Throwing Darts with a Blindfold



UnknownNet Photography; https://creativecommons.org/licenses/by-sa/2.0/legalcode



Six weeks later, we’re still not sure what happened. I’ve had every test posssible.  The usual culprit, a fungal infection wasn’t the enemy this time.  I did test for a few common bugs, but none was the chief cause of my shortness of breath.  I spent several nghts in ICU while on CPAP machine to help me breathe.

So for weeks the doctors threw everything possible at it–broad spectrum antimicrobial drugs–and ran more tests.  Still, nothing.  Finally, we made the decision to have a bronchoscopy.  This allowed the surgeon to go into my lung and take a sample of lesions therein.   This is fairly routine, but not for me because of my compromised lung function.

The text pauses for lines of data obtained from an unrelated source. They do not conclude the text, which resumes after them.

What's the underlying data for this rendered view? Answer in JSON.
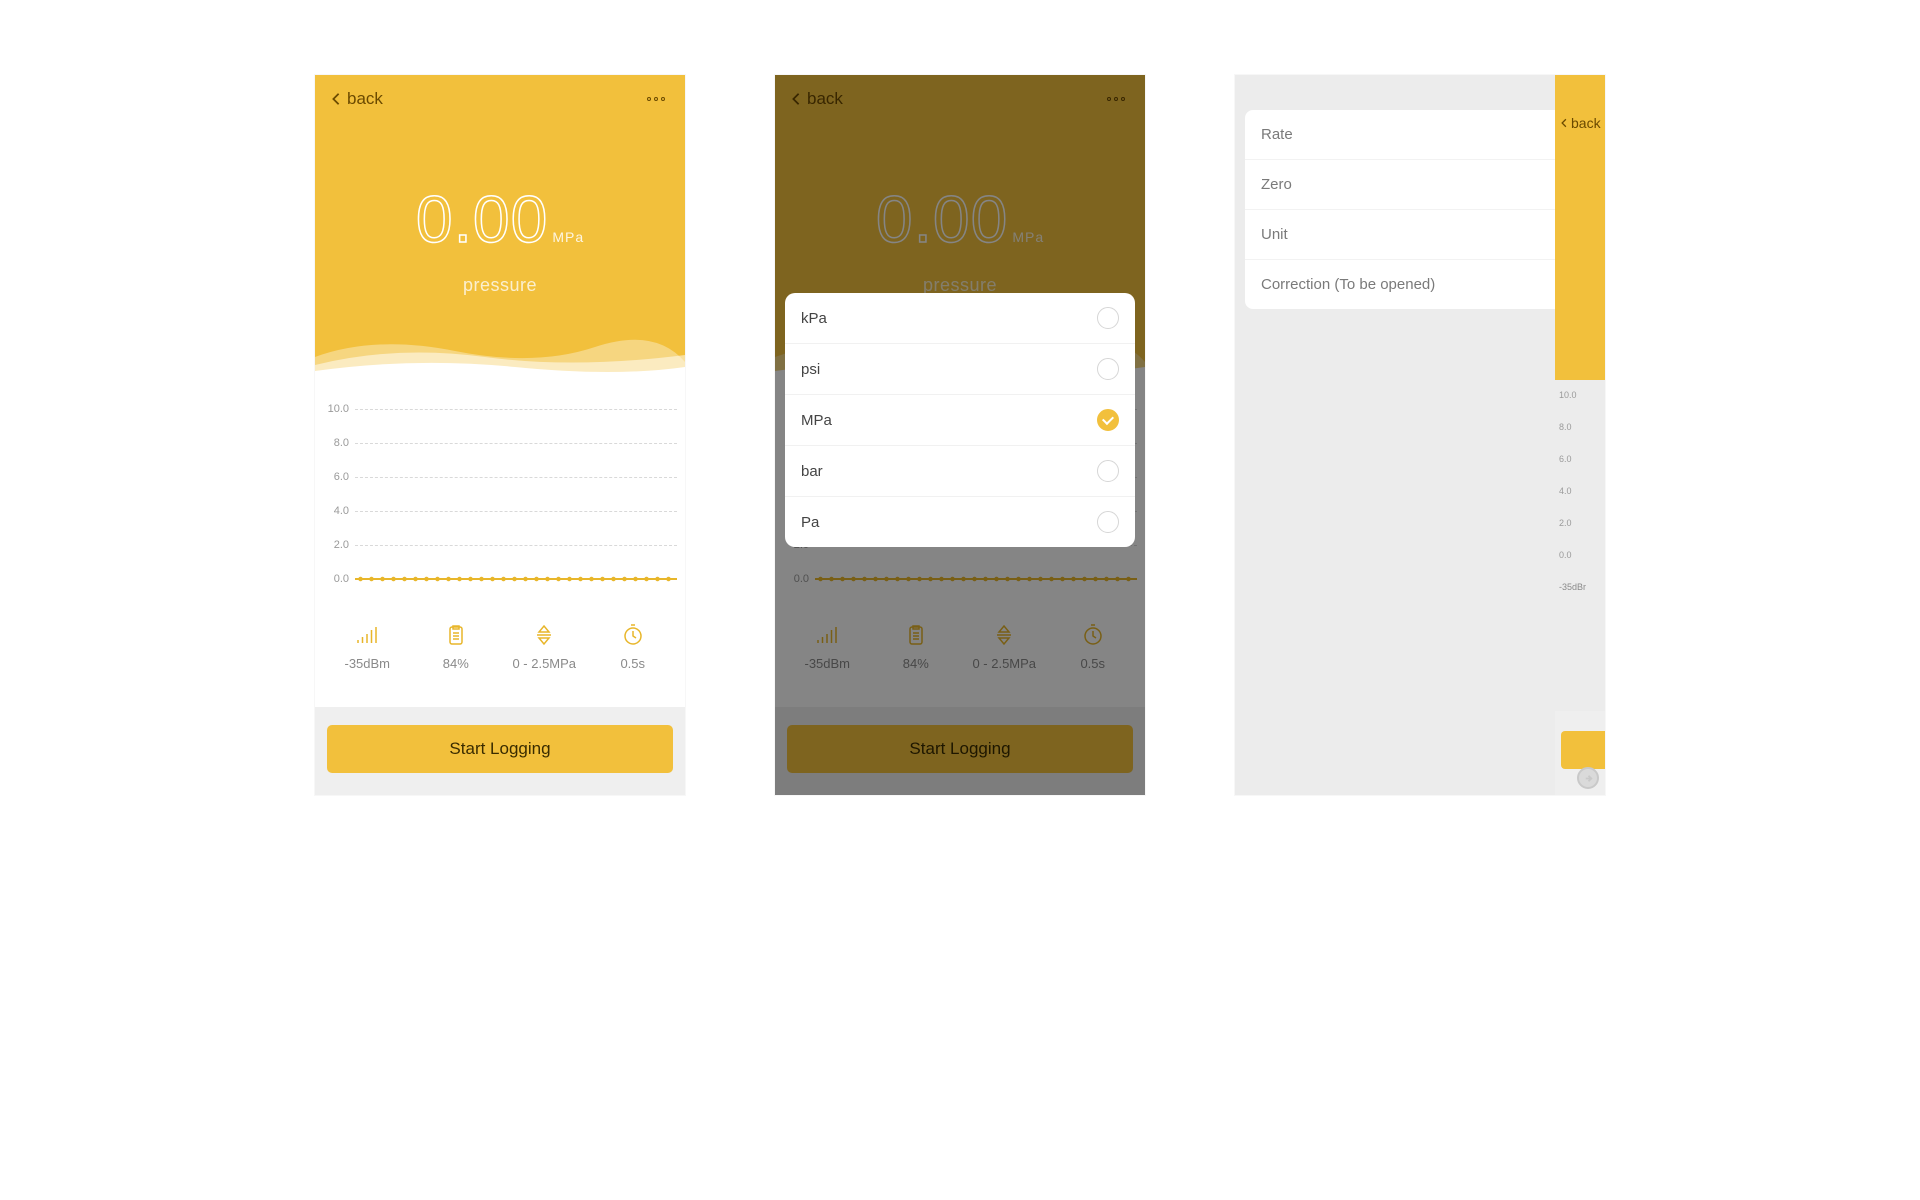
{
  "nav": {
    "back_label": "back"
  },
  "reading": {
    "value": "0.00",
    "unit": "MPa",
    "label": "pressure"
  },
  "chart_data": {
    "type": "line",
    "title": "",
    "xlabel": "",
    "ylabel": "",
    "ylim": [
      0,
      10
    ],
    "y_ticks": [
      "10.0",
      "8.0",
      "6.0",
      "4.0",
      "2.0",
      "0.0"
    ],
    "series": [
      {
        "name": "pressure",
        "values": [
          0,
          0,
          0,
          0,
          0,
          0,
          0,
          0,
          0,
          0,
          0,
          0,
          0,
          0,
          0,
          0,
          0,
          0,
          0,
          0,
          0,
          0,
          0,
          0,
          0,
          0,
          0,
          0,
          0,
          0
        ]
      }
    ]
  },
  "stats": {
    "signal": "-35dBm",
    "battery": "84%",
    "range": "0 - 2.5MPa",
    "interval": "0.5s"
  },
  "button": {
    "start_label": "Start Logging"
  },
  "unit_picker": {
    "options": [
      {
        "label": "kPa",
        "selected": false
      },
      {
        "label": "psi",
        "selected": false
      },
      {
        "label": "MPa",
        "selected": true
      },
      {
        "label": "bar",
        "selected": false
      },
      {
        "label": "Pa",
        "selected": false
      }
    ]
  },
  "settings": {
    "items": [
      {
        "label": "Rate"
      },
      {
        "label": "Zero"
      },
      {
        "label": "Unit"
      },
      {
        "label": "Correction (To be opened)"
      }
    ]
  },
  "peek": {
    "back_label": "back",
    "stat_signal": "-35dBr"
  },
  "colors": {
    "accent": "#f2c03c"
  }
}
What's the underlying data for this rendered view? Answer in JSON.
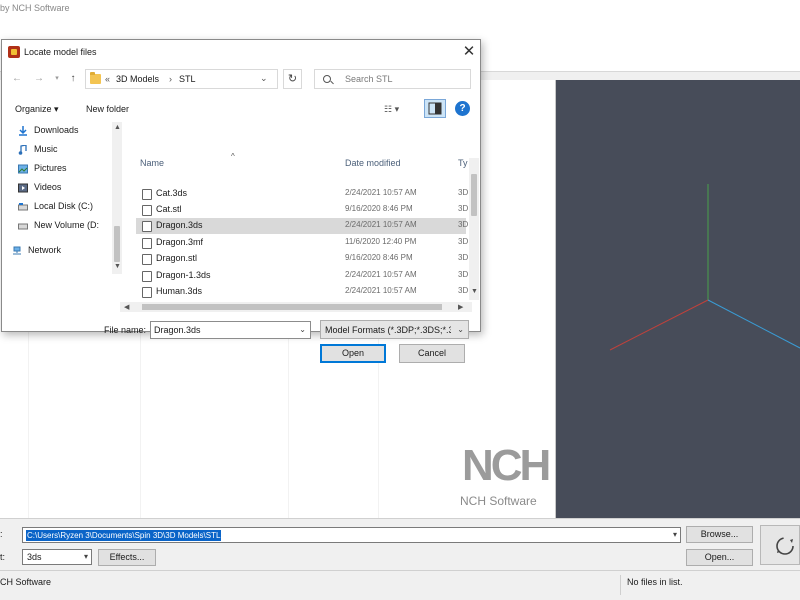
{
  "app": {
    "title": "by NCH Software",
    "brand_logo": "NCH",
    "brand_name": "NCH Software"
  },
  "dialog": {
    "title": "Locate model files",
    "breadcrumb": [
      "3D Models",
      "STL"
    ],
    "breadcrumb_overflow": "«",
    "search_placeholder": "Search STL",
    "organize_label": "Organize ▾",
    "new_folder_label": "New folder",
    "help_label": "?",
    "nav_items": [
      {
        "label": "Downloads",
        "icon": "download-icon"
      },
      {
        "label": "Music",
        "icon": "music-icon"
      },
      {
        "label": "Pictures",
        "icon": "pictures-icon"
      },
      {
        "label": "Videos",
        "icon": "videos-icon"
      },
      {
        "label": "Local Disk (C:)",
        "icon": "drive-icon"
      },
      {
        "label": "New Volume (D:",
        "icon": "drive-icon"
      },
      {
        "label": "Network",
        "icon": "network-icon"
      }
    ],
    "columns": {
      "name": "Name",
      "date": "Date modified",
      "type": "Ty"
    },
    "files": [
      {
        "name": "Cat.3ds",
        "date": "2/24/2021 10:57 AM",
        "type": "3D"
      },
      {
        "name": "Cat.stl",
        "date": "9/16/2020 8:46 PM",
        "type": "3D"
      },
      {
        "name": "Dragon.3ds",
        "date": "2/24/2021 10:57 AM",
        "type": "3D"
      },
      {
        "name": "Dragon.3mf",
        "date": "11/6/2020 12:40 PM",
        "type": "3D"
      },
      {
        "name": "Dragon.stl",
        "date": "9/16/2020 8:46 PM",
        "type": "3D"
      },
      {
        "name": "Dragon-1.3ds",
        "date": "2/24/2021 10:57 AM",
        "type": "3D"
      },
      {
        "name": "Human.3ds",
        "date": "2/24/2021 10:57 AM",
        "type": "3D"
      }
    ],
    "selected_file_index": 2,
    "file_name_label": "File name:",
    "file_name_value": "Dragon.3ds",
    "file_type_value": "Model Formats (*.3DP;*.3DS;*.3",
    "open_label": "Open",
    "cancel_label": "Cancel"
  },
  "bottom": {
    "path_label": ":",
    "path_value": "C:\\Users\\Ryzen 3\\Documents\\Spin 3D\\3D Models\\STL",
    "browse_label": "Browse...",
    "format_label": "t:",
    "format_value": "3ds",
    "effects_label": "Effects...",
    "open_label": "Open..."
  },
  "status": {
    "left": "CH Software",
    "right": "No files in list."
  },
  "colors": {
    "viewport_bg": "#474c59",
    "axis_x": "#c0413b",
    "axis_y": "#4aa04a",
    "axis_z": "#3a9bd4",
    "selection": "#0a64c8"
  }
}
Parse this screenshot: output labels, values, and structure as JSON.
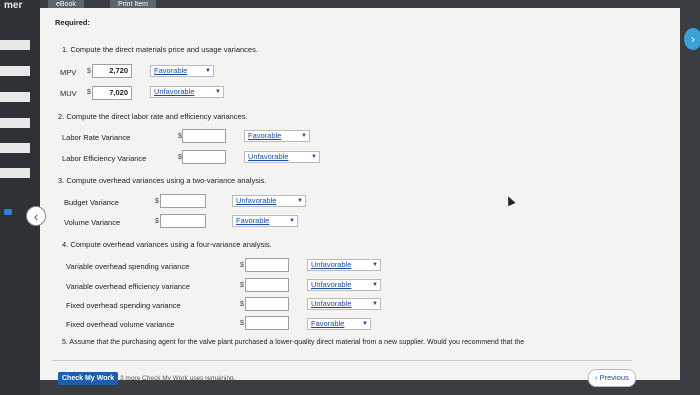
{
  "topbar": {
    "left_label": "mer",
    "tab_ebook": "eBook",
    "tab_print": "Print Item"
  },
  "required": "Required:",
  "q1": {
    "heading": "1. Compute the direct materials price and usage variances.",
    "rows": [
      {
        "label": "MPV",
        "value": "2,720",
        "select": "Favorable"
      },
      {
        "label": "MUV",
        "value": "7,020",
        "select": "Unfavorable"
      }
    ]
  },
  "q2": {
    "heading": "2. Compute the direct labor rate and efficiency variances.",
    "rows": [
      {
        "label": "Labor Rate Variance",
        "value": "",
        "select": "Favorable"
      },
      {
        "label": "Labor Efficiency Variance",
        "value": "",
        "select": "Unfavorable"
      }
    ]
  },
  "q3": {
    "heading": "3. Compute overhead variances using a two-variance analysis.",
    "rows": [
      {
        "label": "Budget Variance",
        "value": "",
        "select": "Unfavorable"
      },
      {
        "label": "Volume Variance",
        "value": "",
        "select": "Favorable"
      }
    ]
  },
  "q4": {
    "heading": "4. Compute overhead variances using a four-variance analysis.",
    "rows": [
      {
        "label": "Variable overhead spending variance",
        "value": "",
        "select": "Unfavorable"
      },
      {
        "label": "Variable overhead efficiency variance",
        "value": "",
        "select": "Unfavorable"
      },
      {
        "label": "Fixed overhead spending variance",
        "value": "",
        "select": "Unfavorable"
      },
      {
        "label": "Fixed overhead volume variance",
        "value": "",
        "select": "Favorable"
      }
    ]
  },
  "q5": {
    "text": "5. Assume that the purchasing agent for the valve plant purchased a lower-quality direct material from a new supplier. Would you recommend that the"
  },
  "footer": {
    "check_label": "Check My Work",
    "remaining": "3 more Check My Work uses remaining.",
    "previous": "Previous"
  },
  "currency": "$",
  "icons": {
    "prev": "chevron-left-icon",
    "next_panel": "chevron-right-icon"
  }
}
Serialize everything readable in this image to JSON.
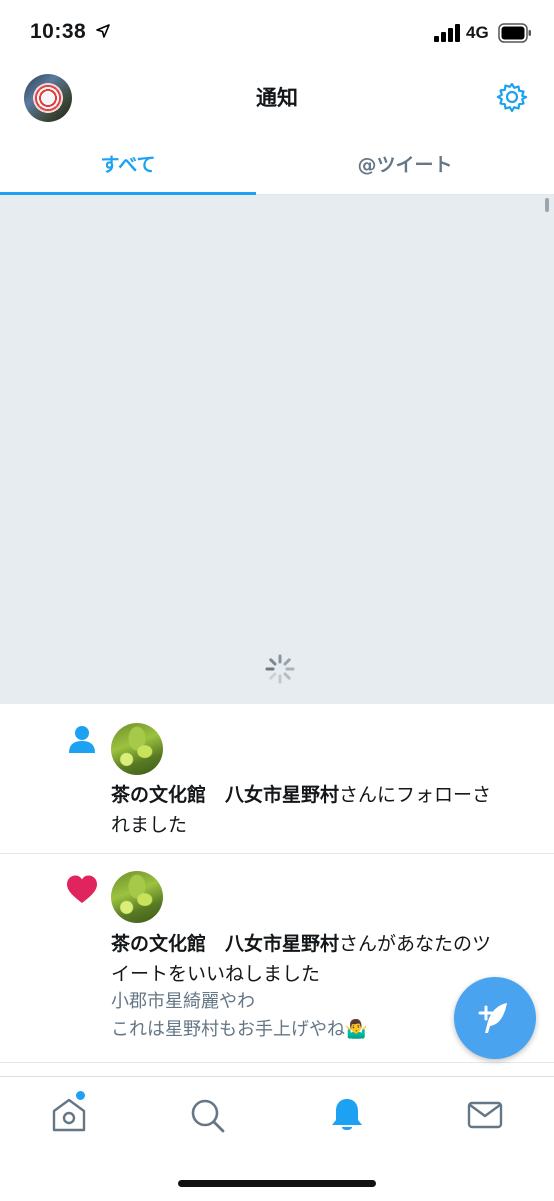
{
  "status_bar": {
    "time": "10:38",
    "network": "4G"
  },
  "header": {
    "title": "通知"
  },
  "tabs": [
    {
      "label": "すべて",
      "active": true
    },
    {
      "label": "@ツイート",
      "active": false
    }
  ],
  "notifications": [
    {
      "type": "follow",
      "icon": "person-icon",
      "name": "茶の文化館　八女市星野村",
      "action_line1": "さんにフォローさ",
      "action_line2": "れました"
    },
    {
      "type": "like",
      "icon": "heart-icon",
      "name": "茶の文化館　八女市星野村",
      "action_line1": "さんがあなたのツ",
      "action_line2": "イートをいいねしました",
      "tweet_line1": "小郡市星綺麗やわ",
      "tweet_line2": "これは星野村もお手上げやね🤷‍♂️"
    }
  ],
  "colors": {
    "accent": "#1da1f2",
    "like": "#e0245e",
    "muted": "#657786",
    "loading_bg": "#e6ecf0"
  },
  "bottom_tabs": [
    {
      "name": "home-icon",
      "badge": true
    },
    {
      "name": "search-icon",
      "badge": false
    },
    {
      "name": "notifications-bell-icon",
      "badge": false,
      "active": true
    },
    {
      "name": "messages-mail-icon",
      "badge": false
    }
  ]
}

The result of severe GVHD is widespread inflammation similar to COPD.   In fact, it was risky enough that Christi and I were advised to say any “final words” in the event of complications or if my lungs were not strong enough to be weaned off the ventilator.

By the time we were ready to have the procedure, we’d prayed, cried, said goodbye, confirmed last wishes, reviewed insurance information, and spent a few hours with the girls.  The last thing I remember was one of the nurses or doctors reassuring me as I drifted off.  She had the biggest smile that calmed me.  I’m convinced she was an angel.  Seriously.

When I awoke a day later, my first thought was “well, I’m alive.”  Then it was, “hey, I feel pretty good” and “alright, I have a new feeding tube (mine needed replacing but it’s painful to to so).” My awesome ICU nurse had changed it while I was under the effects of sedation  

Soon, my elation was replaced by pain and fear as I started choking on the breathing tube in my mouth.  The nurses removed it I was no worse for the wear.  So, instead or being bound to a ventilator for days, I was tethered to it a mere twenty-two hours. And by the grace of God, I endured it far better than expected. 

After all that, the tests were still inconclusive.  Symptomatically, I’m much better.  Physically, I’m still very weak.  I still have a long road of recovery, including phyical therapy, and I’m apprehensive about the next ailment to contend with.  Emotionally and spititually, I’ve been tested and still am.

Why Lazarus, Why Me?


As I said earlier, God didn’t literally raise me from the dead like he did Lazarus, but I’ve been closer to death’s door during the last two hospital visits than any other time.  I’ve thought briefly what it would mean to quit, but honestly that sounds worse than driving on, and would betray my God who created me, my family who loves me, the doctors who care for me, each of you, and everything I’ve written over the last two years.  So, no, I won’t quit.

Still, it’s only human to ask, why is God letting this happen?  I’ve spent fourteen weeks in the hospital since January. After my release in May, I spent a mere 13 days at home before returning here. Why am I still so sick? Perhaps the story of Lazarus can shed some light. Maybe it is simply so others can see God’s glory.  Jesus never apologized to Martha or Mary for their suffering.  He had compassion for them, but their comfort wasn’t the point.  Revealing God’s glory was the point.   What an honor to be part of His plan.

Jesus responded, “Didn’t I tell you that you would see God’s glory if you believe?” (‭John‬ ‭11‬:‭40‬ NLT)

 –With Christi Cole